Pull out each line of the records holding the string "FROM".

[Source data]

•••••

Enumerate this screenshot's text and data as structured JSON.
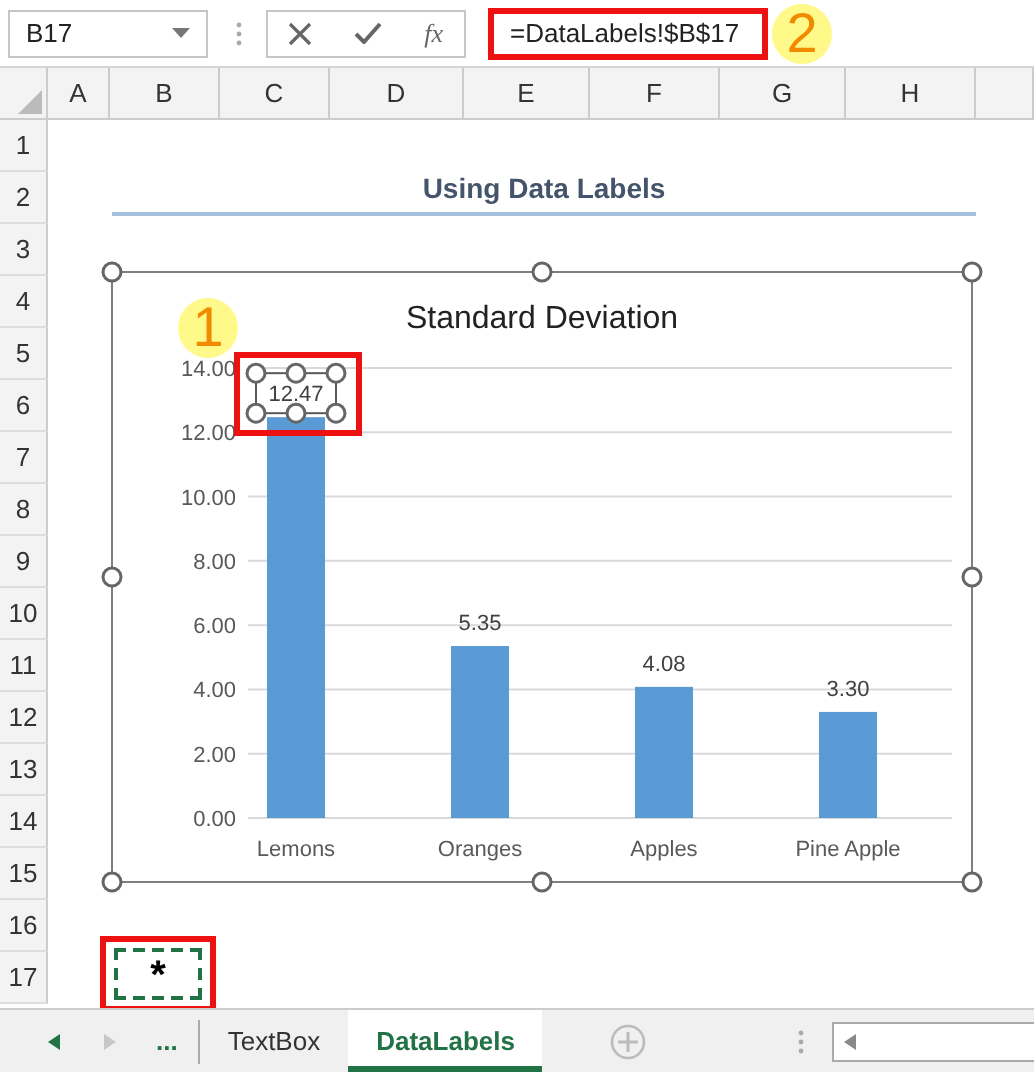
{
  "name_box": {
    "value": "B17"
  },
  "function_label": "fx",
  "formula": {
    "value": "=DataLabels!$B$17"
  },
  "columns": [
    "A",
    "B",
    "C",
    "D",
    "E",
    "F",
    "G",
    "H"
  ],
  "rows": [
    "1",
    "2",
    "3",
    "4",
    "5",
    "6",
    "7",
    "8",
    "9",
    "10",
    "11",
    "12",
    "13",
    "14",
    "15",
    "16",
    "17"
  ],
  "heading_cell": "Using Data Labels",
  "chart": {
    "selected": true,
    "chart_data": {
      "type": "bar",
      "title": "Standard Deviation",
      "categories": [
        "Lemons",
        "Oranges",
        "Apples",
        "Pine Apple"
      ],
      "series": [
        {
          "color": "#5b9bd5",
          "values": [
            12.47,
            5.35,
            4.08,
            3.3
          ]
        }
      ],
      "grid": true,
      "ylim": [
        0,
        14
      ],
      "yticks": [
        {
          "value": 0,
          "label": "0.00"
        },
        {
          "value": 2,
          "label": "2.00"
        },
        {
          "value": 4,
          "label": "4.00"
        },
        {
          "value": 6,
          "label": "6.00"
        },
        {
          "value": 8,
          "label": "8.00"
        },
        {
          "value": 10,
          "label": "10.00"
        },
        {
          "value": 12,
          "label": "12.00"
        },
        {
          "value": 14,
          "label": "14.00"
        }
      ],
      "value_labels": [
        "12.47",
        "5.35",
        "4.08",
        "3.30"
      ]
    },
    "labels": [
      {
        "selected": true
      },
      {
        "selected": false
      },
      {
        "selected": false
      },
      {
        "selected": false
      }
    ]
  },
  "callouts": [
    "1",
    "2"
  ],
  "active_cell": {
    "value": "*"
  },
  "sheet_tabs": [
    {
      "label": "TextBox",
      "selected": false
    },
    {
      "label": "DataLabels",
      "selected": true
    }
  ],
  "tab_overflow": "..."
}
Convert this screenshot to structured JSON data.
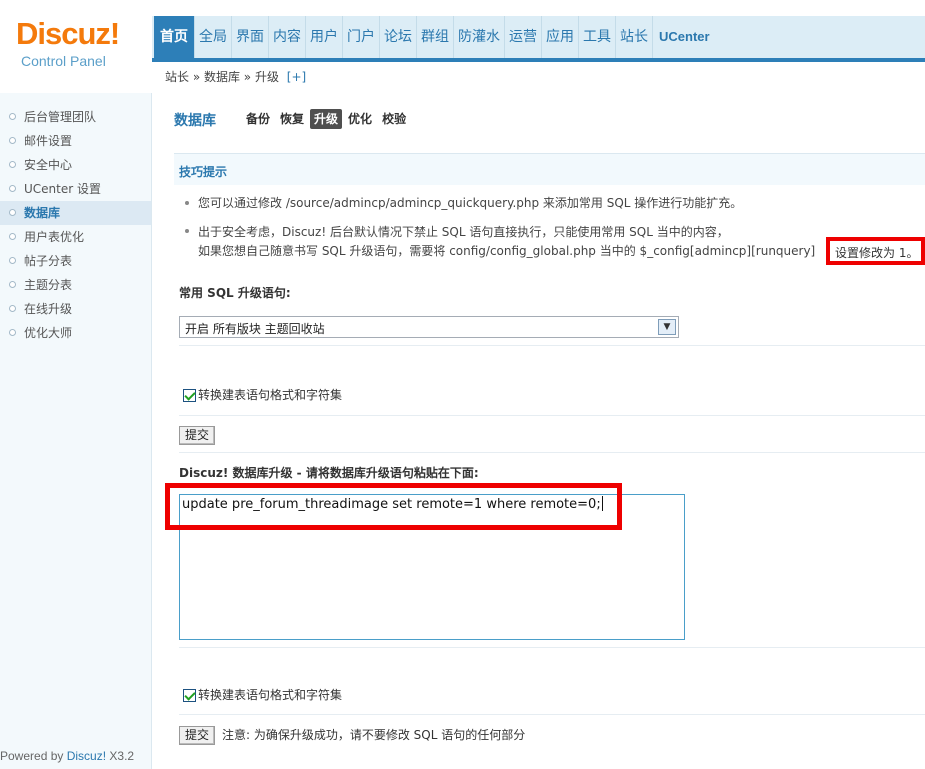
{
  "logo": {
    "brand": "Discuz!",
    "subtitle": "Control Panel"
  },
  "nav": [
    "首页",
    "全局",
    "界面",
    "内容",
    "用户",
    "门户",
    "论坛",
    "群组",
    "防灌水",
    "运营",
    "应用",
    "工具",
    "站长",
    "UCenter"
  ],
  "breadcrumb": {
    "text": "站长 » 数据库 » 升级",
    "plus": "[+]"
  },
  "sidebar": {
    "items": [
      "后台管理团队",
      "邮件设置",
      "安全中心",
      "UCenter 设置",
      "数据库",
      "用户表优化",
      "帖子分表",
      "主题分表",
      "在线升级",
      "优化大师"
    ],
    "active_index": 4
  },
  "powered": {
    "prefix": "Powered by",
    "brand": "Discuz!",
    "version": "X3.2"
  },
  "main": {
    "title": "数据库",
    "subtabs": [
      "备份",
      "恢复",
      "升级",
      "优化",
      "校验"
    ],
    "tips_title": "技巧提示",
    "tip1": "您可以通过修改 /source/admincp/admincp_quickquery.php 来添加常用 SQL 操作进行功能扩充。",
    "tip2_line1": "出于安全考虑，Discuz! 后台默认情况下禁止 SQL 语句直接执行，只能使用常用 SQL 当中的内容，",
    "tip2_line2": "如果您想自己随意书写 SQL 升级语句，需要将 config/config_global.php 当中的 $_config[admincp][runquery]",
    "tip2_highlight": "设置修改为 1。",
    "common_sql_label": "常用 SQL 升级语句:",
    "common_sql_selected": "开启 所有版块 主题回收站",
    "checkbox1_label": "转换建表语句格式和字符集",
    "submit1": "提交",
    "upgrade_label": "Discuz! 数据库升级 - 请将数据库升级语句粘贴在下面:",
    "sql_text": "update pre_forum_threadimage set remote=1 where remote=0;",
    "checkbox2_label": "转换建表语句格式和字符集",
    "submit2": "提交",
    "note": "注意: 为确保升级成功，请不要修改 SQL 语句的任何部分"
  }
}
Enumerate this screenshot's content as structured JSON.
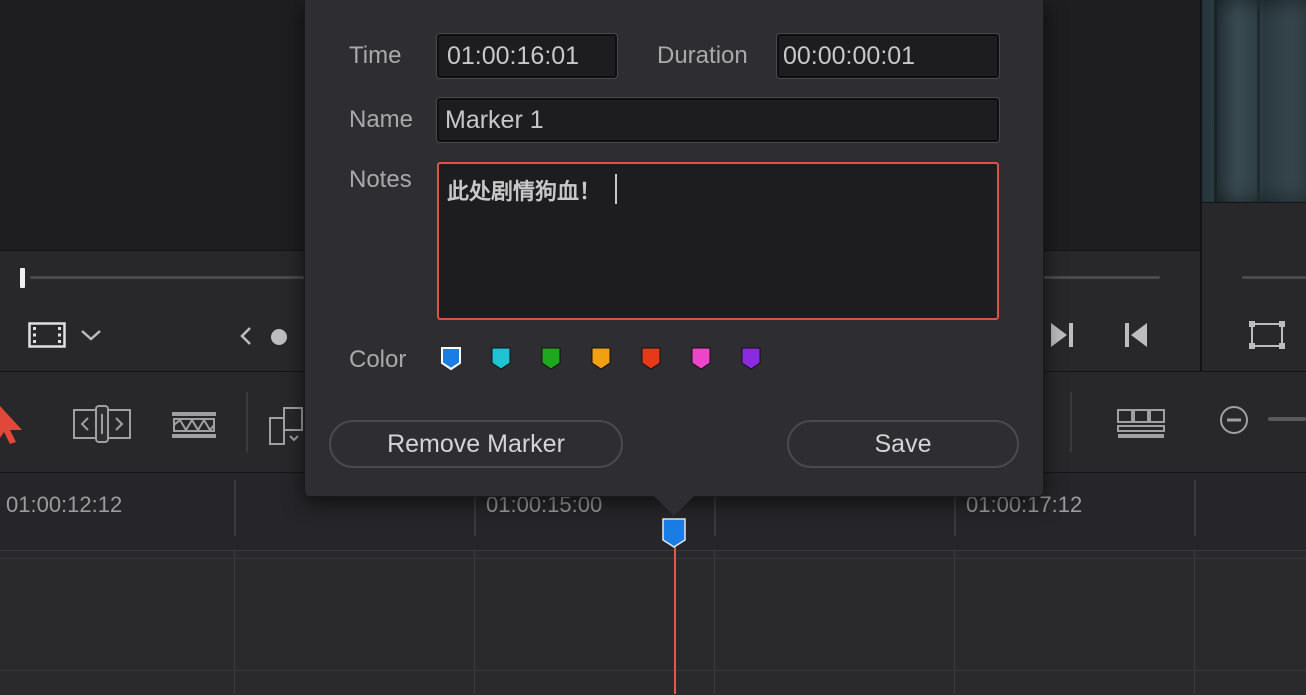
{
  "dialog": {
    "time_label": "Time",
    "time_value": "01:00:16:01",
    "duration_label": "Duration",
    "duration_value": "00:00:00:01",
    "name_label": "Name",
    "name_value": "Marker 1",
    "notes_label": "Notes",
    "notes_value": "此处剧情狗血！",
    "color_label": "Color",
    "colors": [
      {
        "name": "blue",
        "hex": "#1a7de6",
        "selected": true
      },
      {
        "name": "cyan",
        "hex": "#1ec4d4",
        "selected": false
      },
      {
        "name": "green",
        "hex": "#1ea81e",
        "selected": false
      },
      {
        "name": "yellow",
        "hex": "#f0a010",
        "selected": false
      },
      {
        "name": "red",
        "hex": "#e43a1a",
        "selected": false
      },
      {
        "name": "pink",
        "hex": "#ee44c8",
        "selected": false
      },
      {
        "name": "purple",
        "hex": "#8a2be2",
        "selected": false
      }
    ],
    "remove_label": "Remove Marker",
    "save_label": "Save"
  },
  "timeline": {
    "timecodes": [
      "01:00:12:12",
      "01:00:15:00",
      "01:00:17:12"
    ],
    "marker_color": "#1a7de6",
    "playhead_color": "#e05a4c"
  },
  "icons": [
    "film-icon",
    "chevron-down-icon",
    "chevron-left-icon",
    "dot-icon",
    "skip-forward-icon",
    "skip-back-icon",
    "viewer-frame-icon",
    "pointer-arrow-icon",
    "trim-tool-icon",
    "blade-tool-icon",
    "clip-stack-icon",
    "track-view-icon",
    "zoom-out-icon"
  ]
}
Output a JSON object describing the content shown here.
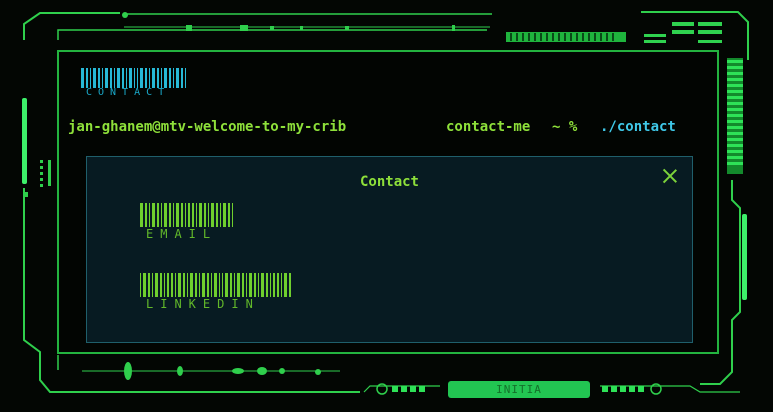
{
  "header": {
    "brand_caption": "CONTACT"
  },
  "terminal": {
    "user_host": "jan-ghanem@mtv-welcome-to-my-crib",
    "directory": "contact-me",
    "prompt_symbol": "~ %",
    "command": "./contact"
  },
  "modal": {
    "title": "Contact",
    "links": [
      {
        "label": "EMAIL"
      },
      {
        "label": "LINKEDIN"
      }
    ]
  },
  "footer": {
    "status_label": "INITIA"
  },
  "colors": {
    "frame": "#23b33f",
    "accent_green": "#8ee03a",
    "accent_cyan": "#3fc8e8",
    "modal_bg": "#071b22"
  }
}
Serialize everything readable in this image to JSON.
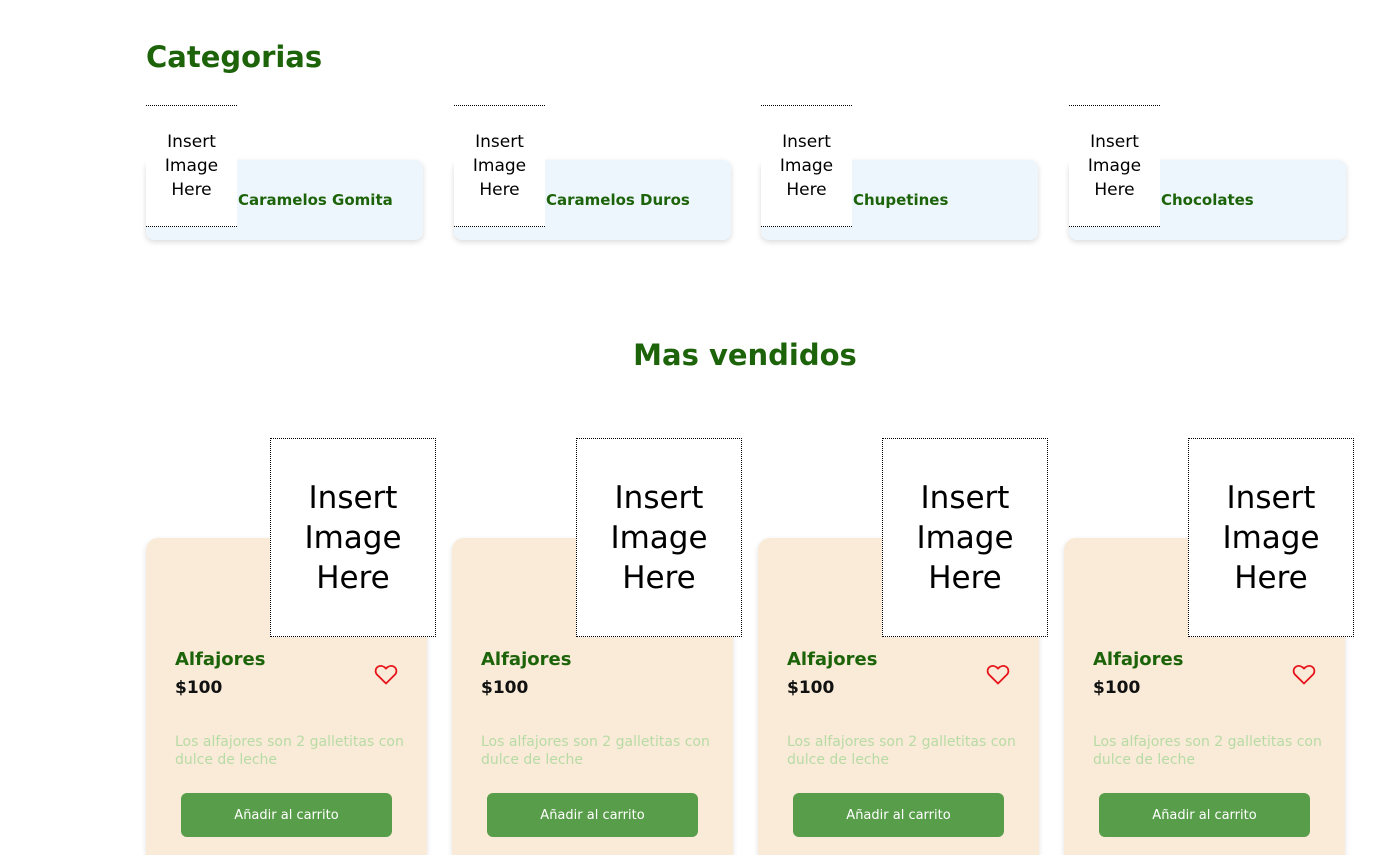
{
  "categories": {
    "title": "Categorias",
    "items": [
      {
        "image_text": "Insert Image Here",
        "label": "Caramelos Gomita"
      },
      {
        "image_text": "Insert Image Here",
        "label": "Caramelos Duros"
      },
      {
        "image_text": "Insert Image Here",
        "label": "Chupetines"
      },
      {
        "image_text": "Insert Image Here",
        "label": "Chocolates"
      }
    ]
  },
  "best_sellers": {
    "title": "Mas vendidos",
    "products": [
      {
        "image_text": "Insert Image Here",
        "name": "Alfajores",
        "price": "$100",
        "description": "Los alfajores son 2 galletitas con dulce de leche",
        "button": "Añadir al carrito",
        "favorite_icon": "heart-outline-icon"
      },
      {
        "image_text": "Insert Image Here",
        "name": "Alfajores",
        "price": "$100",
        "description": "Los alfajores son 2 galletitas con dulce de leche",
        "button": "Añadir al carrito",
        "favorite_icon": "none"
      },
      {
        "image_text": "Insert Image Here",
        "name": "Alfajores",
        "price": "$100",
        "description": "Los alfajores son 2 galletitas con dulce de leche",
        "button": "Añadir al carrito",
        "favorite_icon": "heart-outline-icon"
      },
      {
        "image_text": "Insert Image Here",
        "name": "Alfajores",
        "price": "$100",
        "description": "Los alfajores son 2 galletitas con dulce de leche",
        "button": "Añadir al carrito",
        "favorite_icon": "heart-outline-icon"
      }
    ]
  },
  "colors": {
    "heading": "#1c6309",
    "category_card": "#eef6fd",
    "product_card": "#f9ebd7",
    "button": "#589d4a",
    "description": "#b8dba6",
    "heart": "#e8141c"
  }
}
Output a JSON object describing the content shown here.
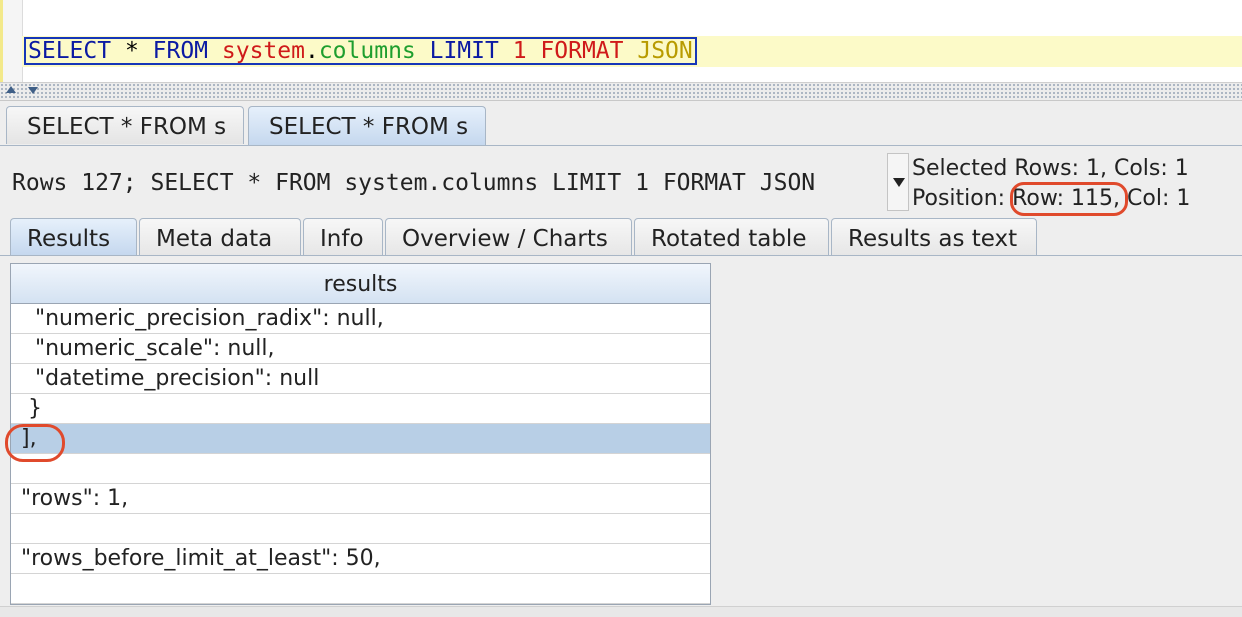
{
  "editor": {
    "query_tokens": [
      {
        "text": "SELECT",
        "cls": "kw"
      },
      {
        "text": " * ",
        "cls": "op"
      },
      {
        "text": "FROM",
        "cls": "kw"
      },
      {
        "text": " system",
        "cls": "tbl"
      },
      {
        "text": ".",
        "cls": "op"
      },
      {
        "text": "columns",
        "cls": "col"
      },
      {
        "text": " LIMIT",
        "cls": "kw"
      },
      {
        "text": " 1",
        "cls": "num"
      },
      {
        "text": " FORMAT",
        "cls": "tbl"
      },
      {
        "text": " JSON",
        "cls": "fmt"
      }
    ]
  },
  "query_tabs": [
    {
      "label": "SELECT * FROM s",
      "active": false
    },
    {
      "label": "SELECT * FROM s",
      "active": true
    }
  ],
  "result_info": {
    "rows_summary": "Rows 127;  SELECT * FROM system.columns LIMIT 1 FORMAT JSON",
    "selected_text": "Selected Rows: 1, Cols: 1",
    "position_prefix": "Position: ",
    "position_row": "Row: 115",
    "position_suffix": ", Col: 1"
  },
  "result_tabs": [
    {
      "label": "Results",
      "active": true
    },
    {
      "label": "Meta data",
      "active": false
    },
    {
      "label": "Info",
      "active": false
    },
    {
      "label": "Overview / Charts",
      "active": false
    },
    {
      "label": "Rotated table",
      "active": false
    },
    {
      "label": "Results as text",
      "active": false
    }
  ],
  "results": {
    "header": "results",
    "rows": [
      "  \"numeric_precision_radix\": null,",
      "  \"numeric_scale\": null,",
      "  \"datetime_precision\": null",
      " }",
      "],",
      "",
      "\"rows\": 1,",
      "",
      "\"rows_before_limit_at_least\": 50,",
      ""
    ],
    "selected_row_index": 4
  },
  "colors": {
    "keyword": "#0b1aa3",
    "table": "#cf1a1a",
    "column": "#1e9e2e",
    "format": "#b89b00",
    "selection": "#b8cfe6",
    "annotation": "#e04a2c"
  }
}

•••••

[Answer to the problem]
        "text": "FROM",
      "label": "SELECT * FROM s",
      "label": "SELECT * FROM s",
    "rows_summary": "Rows 127;  SELECT * FROM system.columns LIMIT 1 FORMAT JSON",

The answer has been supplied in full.